= ASSIGNMENT =
Word by word and line by line, write out all of the records.

(Records drawn from a dataset)
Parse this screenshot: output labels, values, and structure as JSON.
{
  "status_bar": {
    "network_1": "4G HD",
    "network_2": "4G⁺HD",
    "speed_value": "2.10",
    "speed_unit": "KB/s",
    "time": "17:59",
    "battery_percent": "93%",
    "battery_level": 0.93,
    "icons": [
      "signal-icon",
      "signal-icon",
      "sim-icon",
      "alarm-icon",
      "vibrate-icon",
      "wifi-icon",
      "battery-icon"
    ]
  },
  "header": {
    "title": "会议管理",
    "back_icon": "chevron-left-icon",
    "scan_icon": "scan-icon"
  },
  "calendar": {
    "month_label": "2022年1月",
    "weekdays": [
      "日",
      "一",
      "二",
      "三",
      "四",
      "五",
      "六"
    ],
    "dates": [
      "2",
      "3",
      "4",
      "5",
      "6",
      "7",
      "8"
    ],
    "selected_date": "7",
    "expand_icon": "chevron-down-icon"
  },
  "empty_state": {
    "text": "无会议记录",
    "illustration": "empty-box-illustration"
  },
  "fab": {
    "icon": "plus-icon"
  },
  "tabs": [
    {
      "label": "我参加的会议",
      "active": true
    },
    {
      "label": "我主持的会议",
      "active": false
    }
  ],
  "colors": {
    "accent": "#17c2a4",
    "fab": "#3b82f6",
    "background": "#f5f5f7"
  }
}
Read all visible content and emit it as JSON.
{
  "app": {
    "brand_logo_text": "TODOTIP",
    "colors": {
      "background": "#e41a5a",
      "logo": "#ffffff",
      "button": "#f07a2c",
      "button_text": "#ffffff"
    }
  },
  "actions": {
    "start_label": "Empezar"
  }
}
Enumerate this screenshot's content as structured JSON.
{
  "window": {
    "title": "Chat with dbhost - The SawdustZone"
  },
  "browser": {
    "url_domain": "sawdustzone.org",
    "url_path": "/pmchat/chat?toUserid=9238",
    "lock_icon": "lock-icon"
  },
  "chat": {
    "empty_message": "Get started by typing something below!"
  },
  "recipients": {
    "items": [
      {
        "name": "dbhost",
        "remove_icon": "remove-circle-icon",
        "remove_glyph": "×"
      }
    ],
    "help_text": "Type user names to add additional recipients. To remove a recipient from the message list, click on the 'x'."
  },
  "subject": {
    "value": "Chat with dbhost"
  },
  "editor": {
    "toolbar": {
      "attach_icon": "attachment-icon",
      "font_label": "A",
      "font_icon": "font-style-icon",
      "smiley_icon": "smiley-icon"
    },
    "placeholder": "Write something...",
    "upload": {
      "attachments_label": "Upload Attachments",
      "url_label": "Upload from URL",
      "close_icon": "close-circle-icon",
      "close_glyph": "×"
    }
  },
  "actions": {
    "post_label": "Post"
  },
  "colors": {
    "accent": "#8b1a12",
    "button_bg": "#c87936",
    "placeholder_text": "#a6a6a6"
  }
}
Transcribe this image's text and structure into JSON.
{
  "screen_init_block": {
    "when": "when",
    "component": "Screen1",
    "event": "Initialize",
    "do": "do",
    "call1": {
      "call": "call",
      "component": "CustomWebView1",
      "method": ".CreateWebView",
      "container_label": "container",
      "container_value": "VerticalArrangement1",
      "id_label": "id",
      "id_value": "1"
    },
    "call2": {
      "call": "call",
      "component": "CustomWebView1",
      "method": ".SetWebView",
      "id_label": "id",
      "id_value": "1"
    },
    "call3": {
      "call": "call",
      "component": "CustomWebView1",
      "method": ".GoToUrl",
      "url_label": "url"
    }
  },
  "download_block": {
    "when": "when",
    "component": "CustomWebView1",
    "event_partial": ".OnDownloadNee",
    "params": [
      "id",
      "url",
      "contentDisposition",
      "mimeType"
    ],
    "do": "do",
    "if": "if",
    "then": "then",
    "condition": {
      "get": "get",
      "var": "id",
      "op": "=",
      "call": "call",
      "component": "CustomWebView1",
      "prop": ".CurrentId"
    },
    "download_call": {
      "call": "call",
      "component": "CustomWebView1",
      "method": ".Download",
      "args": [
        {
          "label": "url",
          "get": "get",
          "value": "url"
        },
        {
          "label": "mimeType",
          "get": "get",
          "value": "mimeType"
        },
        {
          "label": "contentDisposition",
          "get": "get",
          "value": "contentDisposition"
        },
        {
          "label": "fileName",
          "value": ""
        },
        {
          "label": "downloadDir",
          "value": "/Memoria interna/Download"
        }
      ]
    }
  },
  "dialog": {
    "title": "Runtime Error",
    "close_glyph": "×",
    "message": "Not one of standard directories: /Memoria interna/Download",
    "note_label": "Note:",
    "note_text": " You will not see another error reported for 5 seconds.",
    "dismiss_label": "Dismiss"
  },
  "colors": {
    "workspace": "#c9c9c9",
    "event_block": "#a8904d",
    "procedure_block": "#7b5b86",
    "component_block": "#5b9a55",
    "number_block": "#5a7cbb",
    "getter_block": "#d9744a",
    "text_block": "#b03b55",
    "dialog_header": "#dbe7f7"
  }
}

= ANSWER SECTION =
Parse this screenshot: output labels, values, and structure as JSON.
{
  "status_bar": {
    "network_1": "4G HD",
    "network_2": "4G⁺HD",
    "speed_value": "2.10",
    "speed_unit": "KB/s",
    "time": "17:59",
    "battery_percent": "93%",
    "battery_level": 0.93,
    "icons": [
      "signal-icon",
      "signal-icon",
      "sim-icon",
      "alarm-icon",
      "vibrate-icon",
      "wifi-icon",
      "battery-icon"
    ]
  },
  "header": {
    "title": "会议管理",
    "back_icon": "chevron-left-icon",
    "scan_icon": "scan-icon"
  },
  "calendar": {
    "month_label": "2022年1月",
    "weekdays": [
      "日",
      "一",
      "二",
      "三",
      "四",
      "五",
      "六"
    ],
    "dates": [
      "2",
      "3",
      "4",
      "5",
      "6",
      "7",
      "8"
    ],
    "selected_date": "7",
    "expand_icon": "chevron-down-icon"
  },
  "empty_state": {
    "text": "无会议记录",
    "illustration": "empty-box-illustration"
  },
  "fab": {
    "icon": "plus-icon"
  },
  "tabs": [
    {
      "label": "我参加的会议",
      "active": true
    },
    {
      "label": "我主持的会议",
      "active": false
    }
  ],
  "colors": {
    "accent": "#17c2a4",
    "fab": "#3b82f6",
    "background": "#f5f5f7"
  }
}
Read all visible content and emit it as JSON.
{
  "app": {
    "brand_logo_text": "TODOTIP",
    "colors": {
      "background": "#e41a5a",
      "logo": "#ffffff",
      "button": "#f07a2c",
      "button_text": "#ffffff"
    }
  },
  "actions": {
    "start_label": "Empezar"
  }
}
Enumerate this screenshot's content as structured JSON.
{
  "window": {
    "title": "Chat with dbhost - The SawdustZone"
  },
  "browser": {
    "url_domain": "sawdustzone.org",
    "url_path": "/pmchat/chat?toUserid=9238",
    "lock_icon": "lock-icon"
  },
  "chat": {
    "empty_message": "Get started by typing something below!"
  },
  "recipients": {
    "items": [
      {
        "name": "dbhost",
        "remove_icon": "remove-circle-icon",
        "remove_glyph": "×"
      }
    ],
    "help_text": "Type user names to add additional recipients. To remove a recipient from the message list, click on the 'x'."
  },
  "subject": {
    "value": "Chat with dbhost"
  },
  "editor": {
    "toolbar": {
      "attach_icon": "attachment-icon",
      "font_label": "A",
      "font_icon": "font-style-icon",
      "smiley_icon": "smiley-icon"
    },
    "placeholder": "Write something...",
    "upload": {
      "attachments_label": "Upload Attachments",
      "url_label": "Upload from URL",
      "close_icon": "close-circle-icon",
      "close_glyph": "×"
    }
  },
  "actions": {
    "post_label": "Post"
  },
  "colors": {
    "accent": "#8b1a12",
    "button_bg": "#c87936",
    "placeholder_text": "#a6a6a6"
  }
}
Transcribe this image's text and structure into JSON.
{
  "screen_init_block": {
    "when": "when",
    "component": "Screen1",
    "event": "Initialize",
    "do": "do",
    "call1": {
      "call": "call",
      "component": "CustomWebView1",
      "method": ".CreateWebView",
      "container_label": "container",
      "container_value": "VerticalArrangement1",
      "id_label": "id",
      "id_value": "1"
    },
    "call2": {
      "call": "call",
      "component": "CustomWebView1",
      "method": ".SetWebView",
      "id_label": "id",
      "id_value": "1"
    },
    "call3": {
      "call": "call",
      "component": "CustomWebView1",
      "method": ".GoToUrl",
      "url_label": "url"
    }
  },
  "download_block": {
    "when": "when",
    "component": "CustomWebView1",
    "event_partial": ".OnDownloadNee",
    "params": [
      "id",
      "url",
      "contentDisposition",
      "mimeType"
    ],
    "do": "do",
    "if": "if",
    "then": "then",
    "condition": {
      "get": "get",
      "var": "id",
      "op": "=",
      "call": "call",
      "component": "CustomWebView1",
      "prop": ".CurrentId"
    },
    "download_call": {
      "call": "call",
      "component": "CustomWebView1",
      "method": ".Download",
      "args": [
        {
          "label": "url",
          "get": "get",
          "value": "url"
        },
        {
          "label": "mimeType",
          "get": "get",
          "value": "mimeType"
        },
        {
          "label": "contentDisposition",
          "get": "get",
          "value": "contentDisposition"
        },
        {
          "label": "fileName",
          "value": ""
        },
        {
          "label": "downloadDir",
          "value": "/Memoria interna/Download"
        }
      ]
    }
  },
  "dialog": {
    "title": "Runtime Error",
    "close_glyph": "×",
    "message": "Not one of standard directories: /Memoria interna/Download",
    "note_label": "Note:",
    "note_text": " You will not see another error reported for 5 seconds.",
    "dismiss_label": "Dismiss"
  },
  "colors": {
    "workspace": "#c9c9c9",
    "event_block": "#a8904d",
    "procedure_block": "#7b5b86",
    "component_block": "#5b9a55",
    "number_block": "#5a7cbb",
    "getter_block": "#d9744a",
    "text_block": "#b03b55",
    "dialog_header": "#dbe7f7"
  }
}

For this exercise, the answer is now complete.